__Stored items__.
══════

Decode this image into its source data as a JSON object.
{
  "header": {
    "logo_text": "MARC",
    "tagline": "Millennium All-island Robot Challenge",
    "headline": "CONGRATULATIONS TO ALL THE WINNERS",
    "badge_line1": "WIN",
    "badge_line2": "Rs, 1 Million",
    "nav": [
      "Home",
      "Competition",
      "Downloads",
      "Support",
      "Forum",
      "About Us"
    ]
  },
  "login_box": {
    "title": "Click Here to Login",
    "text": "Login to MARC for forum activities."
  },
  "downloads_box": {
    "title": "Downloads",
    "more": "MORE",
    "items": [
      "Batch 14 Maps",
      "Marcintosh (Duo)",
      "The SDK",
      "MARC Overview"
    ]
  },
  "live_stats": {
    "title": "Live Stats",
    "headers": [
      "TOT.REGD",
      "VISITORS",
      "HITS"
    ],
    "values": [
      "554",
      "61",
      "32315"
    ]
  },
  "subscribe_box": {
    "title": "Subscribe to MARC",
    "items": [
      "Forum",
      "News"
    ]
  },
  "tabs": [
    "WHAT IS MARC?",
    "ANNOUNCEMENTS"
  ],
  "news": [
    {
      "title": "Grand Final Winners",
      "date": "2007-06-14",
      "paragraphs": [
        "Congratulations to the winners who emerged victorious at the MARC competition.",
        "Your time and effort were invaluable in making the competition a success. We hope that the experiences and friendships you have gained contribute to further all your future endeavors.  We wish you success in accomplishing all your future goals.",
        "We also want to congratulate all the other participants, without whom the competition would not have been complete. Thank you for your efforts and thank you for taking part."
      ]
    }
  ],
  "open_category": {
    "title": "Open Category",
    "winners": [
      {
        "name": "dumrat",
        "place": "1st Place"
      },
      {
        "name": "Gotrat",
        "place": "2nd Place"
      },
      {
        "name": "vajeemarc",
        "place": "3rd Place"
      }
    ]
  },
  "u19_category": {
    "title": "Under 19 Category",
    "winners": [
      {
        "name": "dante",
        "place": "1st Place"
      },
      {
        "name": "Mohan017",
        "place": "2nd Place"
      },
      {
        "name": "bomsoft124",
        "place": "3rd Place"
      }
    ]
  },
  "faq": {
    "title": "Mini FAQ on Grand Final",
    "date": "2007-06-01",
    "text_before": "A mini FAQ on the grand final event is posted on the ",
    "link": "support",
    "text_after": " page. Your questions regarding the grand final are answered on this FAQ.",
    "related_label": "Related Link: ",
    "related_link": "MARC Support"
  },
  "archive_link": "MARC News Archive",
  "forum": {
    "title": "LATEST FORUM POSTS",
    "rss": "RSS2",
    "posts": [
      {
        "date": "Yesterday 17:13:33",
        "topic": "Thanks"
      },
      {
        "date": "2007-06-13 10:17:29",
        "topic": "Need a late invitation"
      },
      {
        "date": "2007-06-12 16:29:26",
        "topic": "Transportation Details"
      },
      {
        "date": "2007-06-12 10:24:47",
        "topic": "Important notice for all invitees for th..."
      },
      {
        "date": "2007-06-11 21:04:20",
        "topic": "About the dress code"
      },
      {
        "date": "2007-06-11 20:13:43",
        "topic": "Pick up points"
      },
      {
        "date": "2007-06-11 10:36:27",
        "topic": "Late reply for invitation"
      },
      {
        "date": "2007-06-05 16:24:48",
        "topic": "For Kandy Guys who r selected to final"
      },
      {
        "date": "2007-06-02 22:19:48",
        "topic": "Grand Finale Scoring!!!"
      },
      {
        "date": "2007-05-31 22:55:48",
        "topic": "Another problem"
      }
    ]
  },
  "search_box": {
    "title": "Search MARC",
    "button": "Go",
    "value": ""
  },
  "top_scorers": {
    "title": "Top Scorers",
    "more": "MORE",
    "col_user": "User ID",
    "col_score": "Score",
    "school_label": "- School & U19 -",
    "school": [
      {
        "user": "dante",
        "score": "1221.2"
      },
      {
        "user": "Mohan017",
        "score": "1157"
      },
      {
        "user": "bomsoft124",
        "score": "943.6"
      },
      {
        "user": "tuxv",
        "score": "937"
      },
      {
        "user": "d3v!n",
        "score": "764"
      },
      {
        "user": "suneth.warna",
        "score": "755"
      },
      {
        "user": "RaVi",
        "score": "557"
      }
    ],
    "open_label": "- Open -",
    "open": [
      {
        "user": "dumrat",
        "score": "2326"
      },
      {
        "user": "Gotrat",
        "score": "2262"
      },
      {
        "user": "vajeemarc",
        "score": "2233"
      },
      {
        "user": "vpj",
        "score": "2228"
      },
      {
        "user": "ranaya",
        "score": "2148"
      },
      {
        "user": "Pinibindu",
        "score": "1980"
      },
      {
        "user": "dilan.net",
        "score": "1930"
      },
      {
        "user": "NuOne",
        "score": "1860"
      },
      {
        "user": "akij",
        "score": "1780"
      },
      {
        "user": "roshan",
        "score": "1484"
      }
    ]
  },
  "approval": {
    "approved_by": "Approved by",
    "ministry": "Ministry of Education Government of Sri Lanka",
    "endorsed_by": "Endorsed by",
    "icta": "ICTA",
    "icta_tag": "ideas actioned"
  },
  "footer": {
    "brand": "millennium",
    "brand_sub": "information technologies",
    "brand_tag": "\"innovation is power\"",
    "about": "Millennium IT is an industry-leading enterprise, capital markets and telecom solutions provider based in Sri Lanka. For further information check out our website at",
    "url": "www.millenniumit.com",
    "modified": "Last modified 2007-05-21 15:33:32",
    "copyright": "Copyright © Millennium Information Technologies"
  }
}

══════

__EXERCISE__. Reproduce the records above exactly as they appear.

__RESPONSE BOX__.
Decode this image into its source data as a JSON object.
{
  "header": {
    "logo_text": "MARC",
    "tagline": "Millennium All-island Robot Challenge",
    "headline": "CONGRATULATIONS TO ALL THE WINNERS",
    "badge_line1": "WIN",
    "badge_line2": "Rs, 1 Million",
    "nav": [
      "Home",
      "Competition",
      "Downloads",
      "Support",
      "Forum",
      "About Us"
    ]
  },
  "login_box": {
    "title": "Click Here to Login",
    "text": "Login to MARC for forum activities."
  },
  "downloads_box": {
    "title": "Downloads",
    "more": "MORE",
    "items": [
      "Batch 14 Maps",
      "Marcintosh (Duo)",
      "The SDK",
      "MARC Overview"
    ]
  },
  "live_stats": {
    "title": "Live Stats",
    "headers": [
      "TOT.REGD",
      "VISITORS",
      "HITS"
    ],
    "values": [
      "554",
      "61",
      "32315"
    ]
  },
  "subscribe_box": {
    "title": "Subscribe to MARC",
    "items": [
      "Forum",
      "News"
    ]
  },
  "tabs": [
    "WHAT IS MARC?",
    "ANNOUNCEMENTS"
  ],
  "news": [
    {
      "title": "Grand Final Winners",
      "date": "2007-06-14",
      "paragraphs": [
        "Congratulations to the winners who emerged victorious at the MARC competition.",
        "Your time and effort were invaluable in making the competition a success. We hope that the experiences and friendships you have gained contribute to further all your future endeavors.  We wish you success in accomplishing all your future goals.",
        "We also want to congratulate all the other participants, without whom the competition would not have been complete. Thank you for your efforts and thank you for taking part."
      ]
    }
  ],
  "open_category": {
    "title": "Open Category",
    "winners": [
      {
        "name": "dumrat",
        "place": "1st Place"
      },
      {
        "name": "Gotrat",
        "place": "2nd Place"
      },
      {
        "name": "vajeemarc",
        "place": "3rd Place"
      }
    ]
  },
  "u19_category": {
    "title": "Under 19 Category",
    "winners": [
      {
        "name": "dante",
        "place": "1st Place"
      },
      {
        "name": "Mohan017",
        "place": "2nd Place"
      },
      {
        "name": "bomsoft124",
        "place": "3rd Place"
      }
    ]
  },
  "faq": {
    "title": "Mini FAQ on Grand Final",
    "date": "2007-06-01",
    "text_before": "A mini FAQ on the grand final event is posted on the ",
    "link": "support",
    "text_after": " page. Your questions regarding the grand final are answered on this FAQ.",
    "related_label": "Related Link: ",
    "related_link": "MARC Support"
  },
  "archive_link": "MARC News Archive",
  "forum": {
    "title": "LATEST FORUM POSTS",
    "rss": "RSS2",
    "posts": [
      {
        "date": "Yesterday 17:13:33",
        "topic": "Thanks"
      },
      {
        "date": "2007-06-13 10:17:29",
        "topic": "Need a late invitation"
      },
      {
        "date": "2007-06-12 16:29:26",
        "topic": "Transportation Details"
      },
      {
        "date": "2007-06-12 10:24:47",
        "topic": "Important notice for all invitees for th..."
      },
      {
        "date": "2007-06-11 21:04:20",
        "topic": "About the dress code"
      },
      {
        "date": "2007-06-11 20:13:43",
        "topic": "Pick up points"
      },
      {
        "date": "2007-06-11 10:36:27",
        "topic": "Late reply for invitation"
      },
      {
        "date": "2007-06-05 16:24:48",
        "topic": "For Kandy Guys who r selected to final"
      },
      {
        "date": "2007-06-02 22:19:48",
        "topic": "Grand Finale Scoring!!!"
      },
      {
        "date": "2007-05-31 22:55:48",
        "topic": "Another problem"
      }
    ]
  },
  "search_box": {
    "title": "Search MARC",
    "button": "Go",
    "value": ""
  },
  "top_scorers": {
    "title": "Top Scorers",
    "more": "MORE",
    "col_user": "User ID",
    "col_score": "Score",
    "school_label": "- School & U19 -",
    "school": [
      {
        "user": "dante",
        "score": "1221.2"
      },
      {
        "user": "Mohan017",
        "score": "1157"
      },
      {
        "user": "bomsoft124",
        "score": "943.6"
      },
      {
        "user": "tuxv",
        "score": "937"
      },
      {
        "user": "d3v!n",
        "score": "764"
      },
      {
        "user": "suneth.warna",
        "score": "755"
      },
      {
        "user": "RaVi",
        "score": "557"
      }
    ],
    "open_label": "- Open -",
    "open": [
      {
        "user": "dumrat",
        "score": "2326"
      },
      {
        "user": "Gotrat",
        "score": "2262"
      },
      {
        "user": "vajeemarc",
        "score": "2233"
      },
      {
        "user": "vpj",
        "score": "2228"
      },
      {
        "user": "ranaya",
        "score": "2148"
      },
      {
        "user": "Pinibindu",
        "score": "1980"
      },
      {
        "user": "dilan.net",
        "score": "1930"
      },
      {
        "user": "NuOne",
        "score": "1860"
      },
      {
        "user": "akij",
        "score": "1780"
      },
      {
        "user": "roshan",
        "score": "1484"
      }
    ]
  },
  "approval": {
    "approved_by": "Approved by",
    "ministry": "Ministry of Education Government of Sri Lanka",
    "endorsed_by": "Endorsed by",
    "icta": "ICTA",
    "icta_tag": "ideas actioned"
  },
  "footer": {
    "brand": "millennium",
    "brand_sub": "information technologies",
    "brand_tag": "\"innovation is power\"",
    "about": "Millennium IT is an industry-leading enterprise, capital markets and telecom solutions provider based in Sri Lanka. For further information check out our website at",
    "url": "www.millenniumit.com",
    "modified": "Last modified 2007-05-21 15:33:32",
    "copyright": "Copyright © Millennium Information Technologies"
  }
}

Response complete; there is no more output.